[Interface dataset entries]
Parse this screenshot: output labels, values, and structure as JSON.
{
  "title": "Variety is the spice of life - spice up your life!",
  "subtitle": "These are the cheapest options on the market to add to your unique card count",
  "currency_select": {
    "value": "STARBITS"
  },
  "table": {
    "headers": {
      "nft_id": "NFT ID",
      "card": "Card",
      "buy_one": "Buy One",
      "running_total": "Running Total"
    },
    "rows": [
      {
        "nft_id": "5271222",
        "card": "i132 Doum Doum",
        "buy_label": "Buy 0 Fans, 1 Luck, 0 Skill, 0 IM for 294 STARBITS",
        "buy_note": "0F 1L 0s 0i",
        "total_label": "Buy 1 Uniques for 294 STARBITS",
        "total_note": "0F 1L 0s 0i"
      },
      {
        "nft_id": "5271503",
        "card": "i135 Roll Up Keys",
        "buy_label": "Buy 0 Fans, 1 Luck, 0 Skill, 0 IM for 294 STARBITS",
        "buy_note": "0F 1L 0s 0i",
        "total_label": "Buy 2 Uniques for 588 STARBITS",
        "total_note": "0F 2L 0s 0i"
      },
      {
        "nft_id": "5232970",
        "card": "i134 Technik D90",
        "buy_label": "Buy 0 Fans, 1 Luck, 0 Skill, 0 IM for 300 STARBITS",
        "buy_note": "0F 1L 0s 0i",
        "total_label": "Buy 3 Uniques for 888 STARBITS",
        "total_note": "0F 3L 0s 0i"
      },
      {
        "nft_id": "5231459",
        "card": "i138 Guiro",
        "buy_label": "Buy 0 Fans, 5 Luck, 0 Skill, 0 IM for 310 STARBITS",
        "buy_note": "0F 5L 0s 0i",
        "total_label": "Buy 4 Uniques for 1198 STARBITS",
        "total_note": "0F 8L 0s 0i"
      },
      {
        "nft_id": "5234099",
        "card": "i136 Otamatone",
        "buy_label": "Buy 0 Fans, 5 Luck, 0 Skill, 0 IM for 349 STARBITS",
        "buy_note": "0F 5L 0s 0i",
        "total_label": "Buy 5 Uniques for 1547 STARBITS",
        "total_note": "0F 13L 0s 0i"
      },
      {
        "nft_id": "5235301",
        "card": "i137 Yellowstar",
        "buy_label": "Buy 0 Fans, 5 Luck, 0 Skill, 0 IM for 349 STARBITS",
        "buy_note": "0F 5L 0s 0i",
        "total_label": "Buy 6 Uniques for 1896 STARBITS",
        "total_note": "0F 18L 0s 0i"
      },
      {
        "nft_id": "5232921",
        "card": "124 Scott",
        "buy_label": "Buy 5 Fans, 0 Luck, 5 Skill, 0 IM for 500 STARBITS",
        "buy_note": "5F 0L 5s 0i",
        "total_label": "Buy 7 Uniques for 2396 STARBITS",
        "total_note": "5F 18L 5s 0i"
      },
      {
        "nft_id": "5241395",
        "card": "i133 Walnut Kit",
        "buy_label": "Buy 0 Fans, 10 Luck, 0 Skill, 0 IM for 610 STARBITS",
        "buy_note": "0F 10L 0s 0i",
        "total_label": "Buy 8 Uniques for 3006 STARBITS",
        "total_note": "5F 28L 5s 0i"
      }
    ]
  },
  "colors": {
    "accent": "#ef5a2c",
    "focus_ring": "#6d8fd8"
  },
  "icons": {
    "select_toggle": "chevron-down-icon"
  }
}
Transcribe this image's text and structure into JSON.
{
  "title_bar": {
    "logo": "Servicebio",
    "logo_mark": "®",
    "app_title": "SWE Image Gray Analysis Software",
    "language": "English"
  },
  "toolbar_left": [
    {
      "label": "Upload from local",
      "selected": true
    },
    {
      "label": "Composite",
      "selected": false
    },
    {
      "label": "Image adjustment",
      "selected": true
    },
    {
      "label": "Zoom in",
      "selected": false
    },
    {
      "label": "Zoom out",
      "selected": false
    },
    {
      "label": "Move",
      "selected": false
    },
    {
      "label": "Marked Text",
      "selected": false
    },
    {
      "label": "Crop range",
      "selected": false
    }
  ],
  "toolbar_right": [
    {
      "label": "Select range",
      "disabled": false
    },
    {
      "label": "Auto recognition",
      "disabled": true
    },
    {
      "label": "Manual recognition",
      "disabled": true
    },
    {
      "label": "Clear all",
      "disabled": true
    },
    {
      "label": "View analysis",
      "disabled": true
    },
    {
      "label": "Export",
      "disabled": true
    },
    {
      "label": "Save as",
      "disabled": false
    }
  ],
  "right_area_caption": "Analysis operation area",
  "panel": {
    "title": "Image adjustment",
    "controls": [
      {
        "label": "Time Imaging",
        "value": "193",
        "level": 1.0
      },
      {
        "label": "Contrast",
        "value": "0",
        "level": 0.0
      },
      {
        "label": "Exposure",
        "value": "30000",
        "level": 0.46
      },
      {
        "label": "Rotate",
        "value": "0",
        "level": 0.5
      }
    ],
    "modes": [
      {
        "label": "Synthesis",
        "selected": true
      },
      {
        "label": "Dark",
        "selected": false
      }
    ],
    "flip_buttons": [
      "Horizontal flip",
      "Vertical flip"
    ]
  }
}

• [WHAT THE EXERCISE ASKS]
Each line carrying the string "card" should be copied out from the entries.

• [RESULT FOR THIS TASK]
  "subtitle": "These are the cheapest options on the market to add to your unique card count",
      "card": "Card",
        "card": "i132 Doum Doum",
        "card": "i135 Roll Up Keys",
        "card": "i134 Technik D90",
        "card": "i138 Guiro",
        "card": "i136 Otamatone",
        "card": "i137 Yellowstar",
        "card": "124 Scott",
        "card": "i133 Walnut Kit",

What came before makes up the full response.